**Data for analysis**
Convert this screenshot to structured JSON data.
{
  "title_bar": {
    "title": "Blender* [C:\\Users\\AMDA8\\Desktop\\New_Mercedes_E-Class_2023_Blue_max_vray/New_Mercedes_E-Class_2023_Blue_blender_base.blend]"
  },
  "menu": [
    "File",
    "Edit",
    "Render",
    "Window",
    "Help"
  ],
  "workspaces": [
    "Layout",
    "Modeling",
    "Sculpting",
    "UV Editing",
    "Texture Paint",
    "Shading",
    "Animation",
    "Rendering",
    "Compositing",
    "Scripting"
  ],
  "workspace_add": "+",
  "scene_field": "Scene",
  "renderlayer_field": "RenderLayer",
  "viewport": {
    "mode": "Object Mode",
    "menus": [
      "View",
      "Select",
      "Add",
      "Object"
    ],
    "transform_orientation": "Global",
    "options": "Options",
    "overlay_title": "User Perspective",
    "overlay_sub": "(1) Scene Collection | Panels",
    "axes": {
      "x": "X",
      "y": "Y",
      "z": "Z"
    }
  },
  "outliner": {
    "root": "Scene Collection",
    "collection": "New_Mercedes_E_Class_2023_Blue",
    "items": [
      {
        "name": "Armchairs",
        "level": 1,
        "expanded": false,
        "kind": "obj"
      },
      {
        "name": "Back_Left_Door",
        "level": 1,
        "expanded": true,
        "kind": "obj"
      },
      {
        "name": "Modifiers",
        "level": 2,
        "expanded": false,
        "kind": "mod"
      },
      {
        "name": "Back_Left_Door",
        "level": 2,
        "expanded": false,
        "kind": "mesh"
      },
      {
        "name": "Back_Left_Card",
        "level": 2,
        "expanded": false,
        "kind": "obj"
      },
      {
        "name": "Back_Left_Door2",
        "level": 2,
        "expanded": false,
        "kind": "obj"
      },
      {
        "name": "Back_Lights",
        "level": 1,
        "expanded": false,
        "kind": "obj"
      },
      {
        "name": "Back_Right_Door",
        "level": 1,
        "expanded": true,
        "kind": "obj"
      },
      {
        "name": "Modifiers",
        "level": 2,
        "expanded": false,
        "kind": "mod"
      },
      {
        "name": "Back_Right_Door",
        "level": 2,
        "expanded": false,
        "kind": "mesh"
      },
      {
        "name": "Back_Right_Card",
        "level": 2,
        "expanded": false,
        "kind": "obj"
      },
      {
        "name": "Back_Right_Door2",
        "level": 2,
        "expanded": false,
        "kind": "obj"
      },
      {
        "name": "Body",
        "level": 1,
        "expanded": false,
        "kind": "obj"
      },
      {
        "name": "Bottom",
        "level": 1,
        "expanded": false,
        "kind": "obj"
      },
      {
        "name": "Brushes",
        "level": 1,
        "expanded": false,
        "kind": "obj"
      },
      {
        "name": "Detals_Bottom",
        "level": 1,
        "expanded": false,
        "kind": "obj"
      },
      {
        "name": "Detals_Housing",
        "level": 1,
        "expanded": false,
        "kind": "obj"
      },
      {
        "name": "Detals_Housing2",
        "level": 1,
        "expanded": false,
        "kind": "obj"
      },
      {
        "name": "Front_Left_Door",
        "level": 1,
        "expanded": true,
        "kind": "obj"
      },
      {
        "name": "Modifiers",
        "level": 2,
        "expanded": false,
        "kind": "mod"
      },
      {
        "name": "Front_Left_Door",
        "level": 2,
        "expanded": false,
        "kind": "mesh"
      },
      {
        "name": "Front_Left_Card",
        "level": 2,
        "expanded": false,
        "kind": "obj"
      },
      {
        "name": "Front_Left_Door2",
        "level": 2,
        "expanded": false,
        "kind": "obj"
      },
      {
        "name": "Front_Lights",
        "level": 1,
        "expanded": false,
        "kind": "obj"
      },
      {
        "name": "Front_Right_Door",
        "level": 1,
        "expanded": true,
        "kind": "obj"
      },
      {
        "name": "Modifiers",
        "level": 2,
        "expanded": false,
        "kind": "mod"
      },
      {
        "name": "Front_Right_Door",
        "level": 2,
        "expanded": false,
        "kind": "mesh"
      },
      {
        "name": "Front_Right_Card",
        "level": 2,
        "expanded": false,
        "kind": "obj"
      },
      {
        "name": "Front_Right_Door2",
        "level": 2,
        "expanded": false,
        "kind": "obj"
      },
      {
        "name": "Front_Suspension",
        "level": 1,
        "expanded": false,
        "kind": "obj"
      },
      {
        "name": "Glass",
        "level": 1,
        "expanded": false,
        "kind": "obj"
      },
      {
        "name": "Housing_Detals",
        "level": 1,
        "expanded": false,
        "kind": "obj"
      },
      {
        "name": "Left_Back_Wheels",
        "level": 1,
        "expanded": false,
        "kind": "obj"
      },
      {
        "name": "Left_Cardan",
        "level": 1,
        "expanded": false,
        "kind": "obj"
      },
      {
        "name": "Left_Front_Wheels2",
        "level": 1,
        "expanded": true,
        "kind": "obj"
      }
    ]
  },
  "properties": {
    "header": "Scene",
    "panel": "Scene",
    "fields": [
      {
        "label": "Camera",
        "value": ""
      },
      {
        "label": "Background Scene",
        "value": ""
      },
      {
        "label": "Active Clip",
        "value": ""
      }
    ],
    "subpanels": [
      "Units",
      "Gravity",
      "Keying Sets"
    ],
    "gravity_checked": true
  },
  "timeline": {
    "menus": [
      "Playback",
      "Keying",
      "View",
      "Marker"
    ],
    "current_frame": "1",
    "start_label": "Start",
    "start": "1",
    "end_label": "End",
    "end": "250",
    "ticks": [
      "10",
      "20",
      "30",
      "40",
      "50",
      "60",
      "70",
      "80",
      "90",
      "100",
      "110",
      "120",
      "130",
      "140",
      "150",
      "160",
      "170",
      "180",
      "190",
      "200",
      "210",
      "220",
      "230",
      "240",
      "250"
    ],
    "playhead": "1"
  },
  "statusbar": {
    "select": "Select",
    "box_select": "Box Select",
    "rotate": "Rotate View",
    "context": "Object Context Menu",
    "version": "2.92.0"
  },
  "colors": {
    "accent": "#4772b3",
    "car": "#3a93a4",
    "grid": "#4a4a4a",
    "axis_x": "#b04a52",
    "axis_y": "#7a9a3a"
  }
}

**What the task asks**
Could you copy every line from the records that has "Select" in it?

**Response area**
      "Select",
    "select": "Select",
    "box_select": "Box Select",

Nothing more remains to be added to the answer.